Among the entries below, determine how many lines contain the word "components" and state only that figure.

__________

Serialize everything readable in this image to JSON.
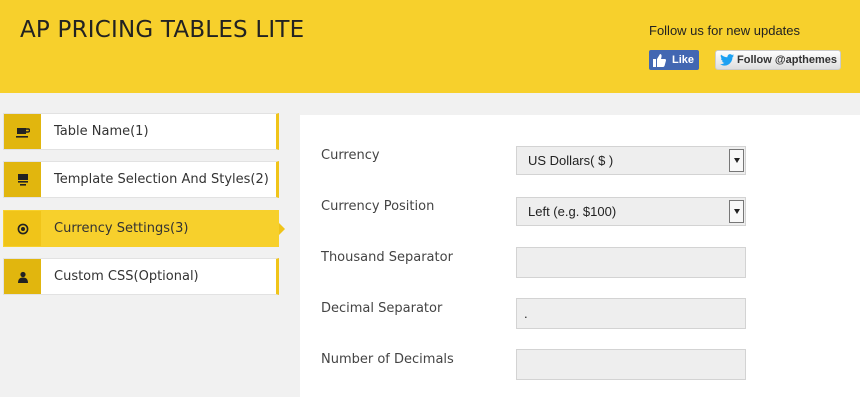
{
  "header": {
    "title": "AP PRICING TABLES LITE",
    "follow_text": "Follow us for new updates",
    "fb_like_label": "Like",
    "twitter_follow_label": "Follow @apthemes",
    "colors": {
      "header_bg": "#f7d02c",
      "fb_blue": "#4267b2"
    }
  },
  "sidebar": {
    "items": [
      {
        "label": "Table Name(1)",
        "icon": "cup-icon",
        "active": false
      },
      {
        "label": "Template Selection And Styles(2)",
        "icon": "layout-icon",
        "active": false
      },
      {
        "label": "Currency Settings(3)",
        "icon": "target-icon",
        "active": true
      },
      {
        "label": "Custom CSS(Optional)",
        "icon": "user-icon",
        "active": false
      }
    ],
    "colors": {
      "active_bg": "#f7d02c",
      "icon_bg": "#e1b60e"
    }
  },
  "form": {
    "currency": {
      "label": "Currency",
      "value": "US Dollars( $ )"
    },
    "currency_position": {
      "label": "Currency Position",
      "value": "Left (e.g. $100)"
    },
    "thousand_separator": {
      "label": "Thousand Separator",
      "value": ""
    },
    "decimal_separator": {
      "label": "Decimal Separator",
      "value": "."
    },
    "number_of_decimals": {
      "label": "Number of Decimals",
      "value": ""
    }
  }
}
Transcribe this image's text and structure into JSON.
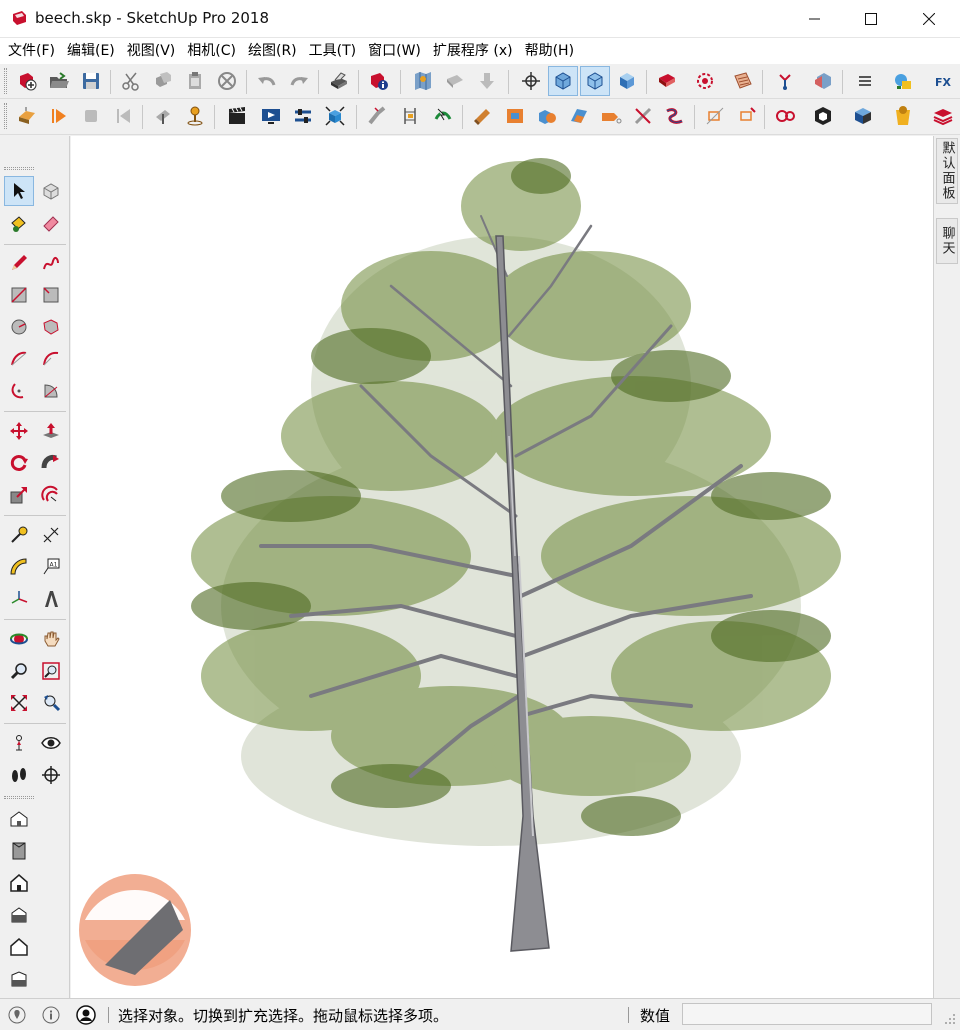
{
  "window": {
    "title": "beech.skp - SketchUp Pro 2018",
    "colors": {
      "accent": "#c8102e",
      "active_tool": "#cde4f7"
    }
  },
  "menubar": {
    "items": [
      {
        "label": "文件(F)"
      },
      {
        "label": "编辑(E)"
      },
      {
        "label": "视图(V)"
      },
      {
        "label": "相机(C)"
      },
      {
        "label": "绘图(R)"
      },
      {
        "label": "工具(T)"
      },
      {
        "label": "窗口(W)"
      },
      {
        "label": "扩展程序 (x)"
      },
      {
        "label": "帮助(H)"
      }
    ]
  },
  "toolbar1": {
    "icons": [
      "new-file-icon",
      "open-folder-icon",
      "save-icon",
      "cut-icon",
      "copy-icon",
      "paste-icon",
      "erase-delete-icon",
      "undo-icon",
      "redo-icon",
      "print-icon",
      "model-info-icon",
      "add-location-icon",
      "share-model-icon",
      "export-icon",
      "xray-axis-icon",
      "back-edges-icon",
      "wireframe-icon",
      "hidden-line-icon",
      "shaded-icon",
      "styles-icon",
      "section-plane-icon",
      "materials-icon",
      "components-icon",
      "outliner-icon",
      "extension-manager-icon",
      "fredo-fx-icon"
    ]
  },
  "toolbar2": {
    "icons": [
      "sandbox-from-contours-icon",
      "play-animation-icon",
      "stop-icon",
      "previous-scene-icon",
      "position-camera-icon",
      "look-around-icon",
      "scenes-icon",
      "presentation-icon",
      "adjust-icon",
      "dynamic-components-icon",
      "line-tool-icon",
      "dimension-icon",
      "follow-me-icon",
      "pushpull-icon",
      "offset-icon",
      "solid-tools-icon",
      "intersect-icon",
      "tag-icon",
      "knife-icon",
      "curve-icon",
      "section-display-icon",
      "section-fill-icon",
      "fredo-curviloft-icon",
      "sketchfab-icon",
      "3d-warehouse-icon",
      "vray-icon",
      "layers-stack-icon"
    ]
  },
  "left_palette": {
    "tools": [
      "select-icon",
      "make-component-icon",
      "paint-bucket-icon",
      "eraser-icon",
      "pencil-icon",
      "freehand-icon",
      "rectangle-icon",
      "rotated-rectangle-icon",
      "circle-icon",
      "polygon-icon",
      "arc-icon",
      "two-point-arc-icon",
      "three-point-arc-icon",
      "pie-icon",
      "move-icon",
      "pushpull-icon",
      "rotate-icon",
      "follow-me-icon",
      "scale-icon",
      "offset-icon",
      "tape-measure-icon",
      "dimension-icon",
      "protractor-icon",
      "text-icon",
      "axes-icon",
      "3d-text-icon",
      "orbit-icon",
      "pan-icon",
      "zoom-icon",
      "zoom-window-icon",
      "zoom-extents-icon",
      "previous-view-icon",
      "position-camera-icon",
      "look-around-icon",
      "walk-icon",
      "section-plane-icon"
    ],
    "views": [
      "iso-view-icon",
      "top-view-icon",
      "front-view-icon",
      "right-view-icon",
      "back-view-icon",
      "left-view-icon"
    ]
  },
  "right_tabs": [
    {
      "label": "默认面板"
    },
    {
      "label": "聊天"
    }
  ],
  "viewport": {
    "model": "beech-tree",
    "watermark": "brand-logo"
  },
  "statusbar": {
    "message": "选择对象。切换到扩充选择。拖动鼠标选择多项。",
    "measurements_label": "数值",
    "measurements_value": ""
  }
}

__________

### Response below
2